Statement by Ms. Yoriko Suzuki, Minister, Permanent Mission of Japan to the United Nations, on Item 109: Crime Prevention and Criminal Justice and Item 110: International Drug Control, at the Third Committee of the Seventy-Third Session of the United Nations General Assembly

(As delivered)
Mr. Chair,
The rule of law, good governance and a culture of lawfulness are essential elements of a prosperous human society.  My delegation welcomes that the United Nations and ECOSOC subsidiary bodies have been acting as active fora to discuss crime prevention and the improvement of the criminal justice system.
In this connection, Japan will also proudly host the fourteenth UN Congress on Crime Prevention and Criminal Justice in Kyoto in 2020.  The Crime Congress is the largest and most prominent UN meeting in the field of crime prevention and criminal justice, taking place every five years.  Multiple layers of experts and policy makers are brought together to discuss policies and practices.
Keeping pace with the ongoing discussion here in New York, this Crime Congress will discuss the implementation of Sustainable Development Goals from the perspective of the rule of law, crime prevention and criminal justice, which will be highly relevant to our commitment towards the 2030 agenda, particularly to the implementation of Goal 16.
Substantive discussions will soon begin in the regional groups’ preparatory meetings in early 2019.  I should like to call on your active involvement in the process in order to have greater synergy and cohesion between the Crime Congress and other fora of related UN bodies.
Mr. Chair,

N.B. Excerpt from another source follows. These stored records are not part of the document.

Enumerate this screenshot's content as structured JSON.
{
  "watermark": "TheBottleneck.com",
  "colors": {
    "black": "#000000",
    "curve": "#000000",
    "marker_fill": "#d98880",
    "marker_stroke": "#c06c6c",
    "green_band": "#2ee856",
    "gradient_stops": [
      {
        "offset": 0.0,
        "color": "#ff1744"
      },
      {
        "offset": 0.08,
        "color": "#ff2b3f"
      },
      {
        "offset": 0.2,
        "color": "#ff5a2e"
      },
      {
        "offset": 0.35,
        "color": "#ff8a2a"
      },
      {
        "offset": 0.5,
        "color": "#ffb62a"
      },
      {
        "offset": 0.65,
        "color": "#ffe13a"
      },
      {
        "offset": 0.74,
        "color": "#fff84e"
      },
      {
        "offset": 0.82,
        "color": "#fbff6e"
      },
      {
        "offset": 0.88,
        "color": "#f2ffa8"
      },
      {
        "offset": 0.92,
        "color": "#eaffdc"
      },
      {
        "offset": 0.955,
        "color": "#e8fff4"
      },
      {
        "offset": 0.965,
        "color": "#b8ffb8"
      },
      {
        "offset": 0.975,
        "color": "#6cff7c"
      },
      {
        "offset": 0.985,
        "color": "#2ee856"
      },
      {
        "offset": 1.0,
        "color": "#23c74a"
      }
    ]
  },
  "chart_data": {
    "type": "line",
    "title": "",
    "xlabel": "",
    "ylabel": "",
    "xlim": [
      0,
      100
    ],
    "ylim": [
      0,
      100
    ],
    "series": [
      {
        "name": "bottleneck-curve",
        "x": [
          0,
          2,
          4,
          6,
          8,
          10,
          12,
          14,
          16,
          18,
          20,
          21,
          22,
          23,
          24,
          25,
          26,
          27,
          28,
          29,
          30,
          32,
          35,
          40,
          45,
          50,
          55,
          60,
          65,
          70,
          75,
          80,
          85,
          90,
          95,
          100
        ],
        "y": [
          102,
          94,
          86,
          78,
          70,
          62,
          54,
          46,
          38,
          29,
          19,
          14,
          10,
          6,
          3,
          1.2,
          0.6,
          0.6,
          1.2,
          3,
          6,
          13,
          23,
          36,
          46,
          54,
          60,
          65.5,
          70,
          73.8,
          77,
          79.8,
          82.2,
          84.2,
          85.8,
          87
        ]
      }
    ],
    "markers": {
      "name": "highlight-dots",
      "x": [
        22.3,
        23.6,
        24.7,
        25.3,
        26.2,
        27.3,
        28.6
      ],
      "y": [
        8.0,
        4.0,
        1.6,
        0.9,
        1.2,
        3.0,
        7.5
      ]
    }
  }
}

Illegal drugs are becoming more diverse, illicit drug trafficking is expanding globally, and the profits from these illegal ventures are used as resources for organized crime. To combat these issues, drug control policies of each member state must be implemented in a coordinated manner.  In this regard, Japan supports the joint commitment adopted at the UN General Assembly Special Session on the World Drug Problem in April 2016.  My government also supports the principal role of the Commission on Narcotic Drugs (CND) as the policymaking body with prime responsibility for drug control issues.  As a member of the CND, Japan continues to contribute to international drug control by utilizing its knowledge and experience.
It is also important for international communities to tackle emerging cybercrime issues in a coordinated manner.  The Government of Japan has been engaging in capacity-building programs in the East Asian region and continues to support such programs.
The Commission on Crime Prevention and Criminal Justice and other open-ended intergovernmental expert groups have been openly discussing approaches to cybercrime problems with member states. Japan expects active discussions on cybercrime to continue at the CCPCJ base in Vienna.
Mr. Chair,
Corruption poses serious threats to economic growth and sustainable development.  We should continue our collective efforts to combat corruption through existing international frameworks, including the United Nations Convention against Corruption.  In 2019, Japan will co-chair the G20 Anti-Corruption Working Group, and we are resolved to make further contributions to the international fight against corruption.
I would like to reiterate Japan’s commitment to continue its efforts to confront crime and to take an active role in international cooperation in this field.
Lastly, the Permanent Mission of Japan, together with the United Nations Office on Drugs and Crime, will hold a briefing to provide an update on the preparations for the Congress at Conference Room 12 today at 1:15pm.  My delegation would like to invite all interested Missions, UN organizations and NGOs to attend.
I thank you.